My friend and the guide returned and on seeing the scene before them burst into fits of uncontrollable laughter. No thought of rescue. Oh no. Laughter and then photography. Unbelievable but true. And not only did my friend take pictures with her camera, she carefully removed mine from my belt and took even more, just to make sure that I, too, had a record of this wonderfully funny event for posterity.
All in the meanwhile the joke was wearing very thin as far as I was concerned. And so was my hair. I wanted out. We are only talking about a minute or two here, maybe not even that long, but when you have your face thrust into a monkey’s genitals a couple of seconds is a lifetime. I reached up and began pulling at the fur and skin on the monkey’s back. I have a wonderful black and white photograph of this moment. I look at it now, more than a decade on, and I laugh. I laugh out loud until my sides hurt. But at the time I was scared. Very scared. Because the more I pulled, the more he thrust. Seriously unpleasant I can assure you.
My admirer eventually released his grip on me after being hit several times about the body with a stick. I am not one who likes to see cruelty to animals but at this stage I cared not what they did to this monster to extricate him from me.
With nary so much as a backward glance he swung up into the tree and was gone. I fell to the ground in a state of shock and began to scream obscenities at my friend and the guide. This, of course, served no purpose but to rekindle their laughter and as we all know, laughter is contagious. It didn’t take long before my screams changed to giggles, and from giggles to belly laughter. Tears streamed down my face as I gave thought to what this monkey business must have looked like to an observer. A comedy scriptwriter surely couldn’t have penned the scene any better!
We dined off this encounter that night on the boat and at many dinners since. It’s brought laughter to lots of people. And that’s a wonderful thing.
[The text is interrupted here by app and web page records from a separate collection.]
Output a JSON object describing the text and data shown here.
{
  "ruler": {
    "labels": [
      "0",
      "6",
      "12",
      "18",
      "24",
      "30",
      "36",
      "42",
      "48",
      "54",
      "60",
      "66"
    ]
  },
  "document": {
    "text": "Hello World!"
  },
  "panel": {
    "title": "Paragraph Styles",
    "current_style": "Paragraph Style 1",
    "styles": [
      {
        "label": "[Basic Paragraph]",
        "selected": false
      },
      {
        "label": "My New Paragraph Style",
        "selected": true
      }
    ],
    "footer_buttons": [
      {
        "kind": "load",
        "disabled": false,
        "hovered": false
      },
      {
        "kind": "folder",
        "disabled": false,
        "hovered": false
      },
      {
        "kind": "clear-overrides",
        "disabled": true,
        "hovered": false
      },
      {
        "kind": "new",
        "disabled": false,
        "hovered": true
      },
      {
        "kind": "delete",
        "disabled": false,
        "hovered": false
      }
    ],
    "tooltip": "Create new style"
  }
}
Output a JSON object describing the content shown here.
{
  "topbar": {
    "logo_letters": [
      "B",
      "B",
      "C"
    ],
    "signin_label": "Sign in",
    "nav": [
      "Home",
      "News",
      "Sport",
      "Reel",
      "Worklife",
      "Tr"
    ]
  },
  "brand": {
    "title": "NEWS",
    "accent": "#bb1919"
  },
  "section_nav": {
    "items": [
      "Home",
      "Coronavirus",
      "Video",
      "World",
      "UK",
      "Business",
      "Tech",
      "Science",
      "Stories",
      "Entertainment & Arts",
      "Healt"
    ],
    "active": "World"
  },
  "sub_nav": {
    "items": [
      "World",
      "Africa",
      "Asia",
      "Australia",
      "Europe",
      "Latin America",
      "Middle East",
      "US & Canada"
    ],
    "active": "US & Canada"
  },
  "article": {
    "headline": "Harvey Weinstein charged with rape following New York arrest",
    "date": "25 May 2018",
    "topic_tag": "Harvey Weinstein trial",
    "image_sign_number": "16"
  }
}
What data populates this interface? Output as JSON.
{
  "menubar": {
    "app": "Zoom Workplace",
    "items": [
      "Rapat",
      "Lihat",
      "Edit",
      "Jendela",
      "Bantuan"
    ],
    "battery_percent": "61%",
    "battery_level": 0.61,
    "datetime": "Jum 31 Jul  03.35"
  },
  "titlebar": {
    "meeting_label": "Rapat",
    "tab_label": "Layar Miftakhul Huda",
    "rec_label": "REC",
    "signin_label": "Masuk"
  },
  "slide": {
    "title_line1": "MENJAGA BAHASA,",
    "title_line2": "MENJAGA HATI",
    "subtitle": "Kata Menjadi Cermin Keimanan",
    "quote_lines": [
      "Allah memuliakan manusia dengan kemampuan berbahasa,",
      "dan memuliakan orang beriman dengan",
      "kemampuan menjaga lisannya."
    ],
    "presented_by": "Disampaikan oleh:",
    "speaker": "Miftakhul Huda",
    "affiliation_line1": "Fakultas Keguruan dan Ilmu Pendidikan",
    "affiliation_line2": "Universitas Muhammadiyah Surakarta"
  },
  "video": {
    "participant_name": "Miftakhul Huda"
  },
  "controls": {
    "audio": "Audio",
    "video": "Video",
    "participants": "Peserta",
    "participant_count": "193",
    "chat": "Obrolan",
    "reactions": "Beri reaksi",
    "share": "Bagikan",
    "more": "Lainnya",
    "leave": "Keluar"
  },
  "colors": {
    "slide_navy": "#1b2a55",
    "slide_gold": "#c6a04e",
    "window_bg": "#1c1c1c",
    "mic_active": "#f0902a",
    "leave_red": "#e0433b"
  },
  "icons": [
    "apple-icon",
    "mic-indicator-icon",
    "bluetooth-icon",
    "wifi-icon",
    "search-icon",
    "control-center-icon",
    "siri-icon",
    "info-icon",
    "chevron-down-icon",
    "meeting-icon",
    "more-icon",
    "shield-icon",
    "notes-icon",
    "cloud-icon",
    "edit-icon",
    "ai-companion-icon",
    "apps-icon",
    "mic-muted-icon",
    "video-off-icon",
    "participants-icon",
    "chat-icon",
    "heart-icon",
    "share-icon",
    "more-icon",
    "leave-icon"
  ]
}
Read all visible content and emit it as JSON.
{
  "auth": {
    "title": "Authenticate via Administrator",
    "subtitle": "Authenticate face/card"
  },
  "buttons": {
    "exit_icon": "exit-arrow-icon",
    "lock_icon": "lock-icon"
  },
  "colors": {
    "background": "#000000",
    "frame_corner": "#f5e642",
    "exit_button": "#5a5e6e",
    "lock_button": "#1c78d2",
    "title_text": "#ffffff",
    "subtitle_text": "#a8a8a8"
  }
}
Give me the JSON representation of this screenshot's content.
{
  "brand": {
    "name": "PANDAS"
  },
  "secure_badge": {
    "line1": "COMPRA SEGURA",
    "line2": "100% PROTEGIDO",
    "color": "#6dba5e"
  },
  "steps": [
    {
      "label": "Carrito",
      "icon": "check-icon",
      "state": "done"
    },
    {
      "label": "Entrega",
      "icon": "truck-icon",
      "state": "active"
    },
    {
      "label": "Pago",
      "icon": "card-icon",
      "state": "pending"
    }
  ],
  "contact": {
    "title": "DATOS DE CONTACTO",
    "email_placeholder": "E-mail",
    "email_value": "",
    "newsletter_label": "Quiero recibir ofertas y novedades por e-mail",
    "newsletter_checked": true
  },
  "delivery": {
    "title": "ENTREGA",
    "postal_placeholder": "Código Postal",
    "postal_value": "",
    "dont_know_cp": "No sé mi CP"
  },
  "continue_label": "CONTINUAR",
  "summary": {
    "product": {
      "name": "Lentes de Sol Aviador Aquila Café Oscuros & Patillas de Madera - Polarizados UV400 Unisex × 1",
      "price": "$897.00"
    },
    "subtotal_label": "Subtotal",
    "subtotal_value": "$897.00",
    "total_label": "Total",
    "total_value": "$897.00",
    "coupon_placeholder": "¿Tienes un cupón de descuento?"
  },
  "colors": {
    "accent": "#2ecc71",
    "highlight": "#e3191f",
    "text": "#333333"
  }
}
It just goes to show that every cloud has the possibility of a silver lining, even though we might not see it at the time. And that we never know who, or what, lies around the next corner as we journey through our lives.
One thing’s for sure though. Be prepared to be surprised!